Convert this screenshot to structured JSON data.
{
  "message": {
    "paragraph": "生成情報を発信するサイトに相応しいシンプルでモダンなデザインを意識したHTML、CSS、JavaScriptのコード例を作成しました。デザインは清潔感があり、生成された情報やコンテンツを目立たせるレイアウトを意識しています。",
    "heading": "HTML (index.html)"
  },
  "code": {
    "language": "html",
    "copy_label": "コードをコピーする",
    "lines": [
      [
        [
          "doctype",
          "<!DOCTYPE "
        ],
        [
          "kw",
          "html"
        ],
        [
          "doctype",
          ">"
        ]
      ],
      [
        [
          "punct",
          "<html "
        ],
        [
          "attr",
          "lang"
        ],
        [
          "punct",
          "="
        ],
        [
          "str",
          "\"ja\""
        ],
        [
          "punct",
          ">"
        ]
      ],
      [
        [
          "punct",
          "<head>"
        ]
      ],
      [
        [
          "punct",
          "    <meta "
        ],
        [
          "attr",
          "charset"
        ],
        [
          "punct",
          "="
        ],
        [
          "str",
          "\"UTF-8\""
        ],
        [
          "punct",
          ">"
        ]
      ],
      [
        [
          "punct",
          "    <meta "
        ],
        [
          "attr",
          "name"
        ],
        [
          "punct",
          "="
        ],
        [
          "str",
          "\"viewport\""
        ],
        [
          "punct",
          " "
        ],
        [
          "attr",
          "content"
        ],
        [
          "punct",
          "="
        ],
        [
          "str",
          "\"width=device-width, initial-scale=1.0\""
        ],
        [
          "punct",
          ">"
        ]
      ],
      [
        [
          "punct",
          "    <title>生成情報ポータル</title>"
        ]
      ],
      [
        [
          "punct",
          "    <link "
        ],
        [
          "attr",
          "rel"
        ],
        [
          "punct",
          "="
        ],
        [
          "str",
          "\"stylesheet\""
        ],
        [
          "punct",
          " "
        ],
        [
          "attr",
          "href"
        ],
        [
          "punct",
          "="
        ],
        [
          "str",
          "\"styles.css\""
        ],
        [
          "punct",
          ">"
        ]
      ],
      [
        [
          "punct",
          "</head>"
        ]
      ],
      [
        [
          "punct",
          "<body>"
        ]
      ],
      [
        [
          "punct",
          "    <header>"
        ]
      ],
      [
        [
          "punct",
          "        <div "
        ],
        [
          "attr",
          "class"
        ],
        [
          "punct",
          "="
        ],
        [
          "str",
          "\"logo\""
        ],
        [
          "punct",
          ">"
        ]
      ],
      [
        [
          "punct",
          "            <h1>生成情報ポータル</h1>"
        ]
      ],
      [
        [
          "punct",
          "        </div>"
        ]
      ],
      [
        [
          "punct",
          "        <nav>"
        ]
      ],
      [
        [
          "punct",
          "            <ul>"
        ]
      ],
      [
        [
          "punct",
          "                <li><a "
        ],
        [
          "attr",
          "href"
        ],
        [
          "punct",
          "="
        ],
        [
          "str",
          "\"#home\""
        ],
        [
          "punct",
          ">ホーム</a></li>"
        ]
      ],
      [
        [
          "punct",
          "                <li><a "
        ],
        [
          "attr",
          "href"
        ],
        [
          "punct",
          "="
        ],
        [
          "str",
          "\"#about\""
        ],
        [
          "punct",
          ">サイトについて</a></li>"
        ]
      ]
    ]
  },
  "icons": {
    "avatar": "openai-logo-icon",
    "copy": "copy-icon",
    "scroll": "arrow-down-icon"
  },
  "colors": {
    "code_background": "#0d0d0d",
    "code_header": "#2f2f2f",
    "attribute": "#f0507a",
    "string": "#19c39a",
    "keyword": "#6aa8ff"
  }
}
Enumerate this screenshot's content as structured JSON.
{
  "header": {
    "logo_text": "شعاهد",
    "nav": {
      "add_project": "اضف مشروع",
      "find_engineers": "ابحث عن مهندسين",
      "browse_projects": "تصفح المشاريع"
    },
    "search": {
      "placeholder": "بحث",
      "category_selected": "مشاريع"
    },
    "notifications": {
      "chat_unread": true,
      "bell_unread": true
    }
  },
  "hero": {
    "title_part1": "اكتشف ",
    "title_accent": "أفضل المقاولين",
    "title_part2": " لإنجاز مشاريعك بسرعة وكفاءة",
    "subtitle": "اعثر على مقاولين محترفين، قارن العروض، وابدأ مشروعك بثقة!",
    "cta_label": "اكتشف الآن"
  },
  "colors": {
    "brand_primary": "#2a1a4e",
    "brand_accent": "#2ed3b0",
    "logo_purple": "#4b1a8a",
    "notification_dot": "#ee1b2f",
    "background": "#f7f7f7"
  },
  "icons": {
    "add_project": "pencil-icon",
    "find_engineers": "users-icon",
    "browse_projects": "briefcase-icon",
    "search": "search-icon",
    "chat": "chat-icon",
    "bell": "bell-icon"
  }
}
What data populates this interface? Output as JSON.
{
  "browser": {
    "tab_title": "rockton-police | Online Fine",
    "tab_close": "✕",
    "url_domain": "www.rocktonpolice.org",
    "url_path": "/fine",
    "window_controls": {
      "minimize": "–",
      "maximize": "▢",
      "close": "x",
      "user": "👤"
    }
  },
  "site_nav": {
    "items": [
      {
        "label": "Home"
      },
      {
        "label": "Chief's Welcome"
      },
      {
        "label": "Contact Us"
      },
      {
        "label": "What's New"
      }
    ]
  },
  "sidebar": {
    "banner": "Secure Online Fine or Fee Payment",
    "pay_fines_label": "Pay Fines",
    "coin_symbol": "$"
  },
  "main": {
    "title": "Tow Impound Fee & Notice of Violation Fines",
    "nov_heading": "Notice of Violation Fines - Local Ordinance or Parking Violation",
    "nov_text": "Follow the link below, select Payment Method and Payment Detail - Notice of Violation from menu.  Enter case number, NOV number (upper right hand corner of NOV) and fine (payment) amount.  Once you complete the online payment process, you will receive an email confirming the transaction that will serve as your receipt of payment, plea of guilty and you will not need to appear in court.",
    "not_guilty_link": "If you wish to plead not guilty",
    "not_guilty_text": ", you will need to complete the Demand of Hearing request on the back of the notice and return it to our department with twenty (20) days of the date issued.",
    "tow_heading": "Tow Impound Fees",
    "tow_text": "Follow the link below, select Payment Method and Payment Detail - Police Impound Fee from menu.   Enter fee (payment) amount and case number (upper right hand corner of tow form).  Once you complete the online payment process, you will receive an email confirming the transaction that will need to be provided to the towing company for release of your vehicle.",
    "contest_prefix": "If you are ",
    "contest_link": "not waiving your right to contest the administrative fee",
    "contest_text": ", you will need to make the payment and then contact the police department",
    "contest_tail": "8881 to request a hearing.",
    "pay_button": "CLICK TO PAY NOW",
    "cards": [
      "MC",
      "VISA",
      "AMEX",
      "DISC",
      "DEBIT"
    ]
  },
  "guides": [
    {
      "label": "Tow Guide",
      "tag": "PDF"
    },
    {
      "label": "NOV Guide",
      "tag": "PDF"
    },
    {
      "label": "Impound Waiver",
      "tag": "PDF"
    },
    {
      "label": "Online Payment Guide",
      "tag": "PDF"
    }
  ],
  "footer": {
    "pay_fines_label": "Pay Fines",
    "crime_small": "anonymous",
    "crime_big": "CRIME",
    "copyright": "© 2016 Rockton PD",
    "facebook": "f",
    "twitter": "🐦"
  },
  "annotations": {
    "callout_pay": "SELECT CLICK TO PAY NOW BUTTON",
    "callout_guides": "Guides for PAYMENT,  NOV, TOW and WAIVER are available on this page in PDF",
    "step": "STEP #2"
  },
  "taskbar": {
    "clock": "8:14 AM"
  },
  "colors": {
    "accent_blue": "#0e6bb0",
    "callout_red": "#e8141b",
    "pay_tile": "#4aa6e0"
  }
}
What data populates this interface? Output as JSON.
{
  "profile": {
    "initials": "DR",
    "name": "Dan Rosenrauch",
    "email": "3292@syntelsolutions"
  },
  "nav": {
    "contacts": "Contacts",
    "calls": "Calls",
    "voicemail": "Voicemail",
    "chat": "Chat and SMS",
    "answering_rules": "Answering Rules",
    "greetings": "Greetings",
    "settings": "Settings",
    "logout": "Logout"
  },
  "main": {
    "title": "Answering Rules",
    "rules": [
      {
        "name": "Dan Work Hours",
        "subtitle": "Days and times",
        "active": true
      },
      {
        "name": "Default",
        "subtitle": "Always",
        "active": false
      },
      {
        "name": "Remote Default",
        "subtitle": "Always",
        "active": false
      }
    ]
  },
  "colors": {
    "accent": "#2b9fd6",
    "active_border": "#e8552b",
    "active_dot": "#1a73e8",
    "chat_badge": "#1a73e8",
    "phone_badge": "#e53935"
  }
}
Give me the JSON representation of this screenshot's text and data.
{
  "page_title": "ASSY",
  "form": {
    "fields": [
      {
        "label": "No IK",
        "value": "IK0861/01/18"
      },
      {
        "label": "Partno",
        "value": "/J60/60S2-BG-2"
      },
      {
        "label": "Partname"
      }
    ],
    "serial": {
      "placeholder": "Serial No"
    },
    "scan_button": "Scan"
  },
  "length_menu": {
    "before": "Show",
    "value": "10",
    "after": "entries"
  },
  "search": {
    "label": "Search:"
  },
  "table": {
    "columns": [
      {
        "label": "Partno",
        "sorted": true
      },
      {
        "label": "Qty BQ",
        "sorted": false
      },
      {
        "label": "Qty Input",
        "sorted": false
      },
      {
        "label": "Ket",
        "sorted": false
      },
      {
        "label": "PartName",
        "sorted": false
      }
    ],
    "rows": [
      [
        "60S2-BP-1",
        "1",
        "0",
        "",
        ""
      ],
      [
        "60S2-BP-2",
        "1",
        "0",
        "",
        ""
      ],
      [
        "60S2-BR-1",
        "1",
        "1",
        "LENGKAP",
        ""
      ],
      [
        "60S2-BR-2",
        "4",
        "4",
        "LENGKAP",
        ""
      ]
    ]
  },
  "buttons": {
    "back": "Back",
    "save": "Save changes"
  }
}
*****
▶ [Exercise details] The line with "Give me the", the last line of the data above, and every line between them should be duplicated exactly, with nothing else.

▶ [Answer to the problem]
Give me the JSON representation of this screenshot's text and data.
{
  "page_title": "ASSY",
  "form": {
    "fields": [
      {
        "label": "No IK",
        "value": "IK0861/01/18"
      },
      {
        "label": "Partno",
        "value": "/J60/60S2-BG-2"
      },
      {
        "label": "Partname"
      }
    ],
    "serial": {
      "placeholder": "Serial No"
    },
    "scan_button": "Scan"
  },
  "length_menu": {
    "before": "Show",
    "value": "10",
    "after": "entries"
  },
  "search": {
    "label": "Search:"
  },
  "table": {
    "columns": [
      {
        "label": "Partno",
        "sorted": true
      },
      {
        "label": "Qty BQ",
        "sorted": false
      },
      {
        "label": "Qty Input",
        "sorted": false
      },
      {
        "label": "Ket",
        "sorted": false
      },
      {
        "label": "PartName",
        "sorted": false
      }
    ],
    "rows": [
      [
        "60S2-BP-1",
        "1",
        "0",
        "",
        ""
      ],
      [
        "60S2-BP-2",
        "1",
        "0",
        "",
        ""
      ],
      [
        "60S2-BR-1",
        "1",
        "1",
        "LENGKAP",
        ""
      ],
      [
        "60S2-BR-2",
        "4",
        "4",
        "LENGKAP",
        ""
      ]
    ]
  },
  "buttons": {
    "back": "Back",
    "save": "Save changes"
  }
}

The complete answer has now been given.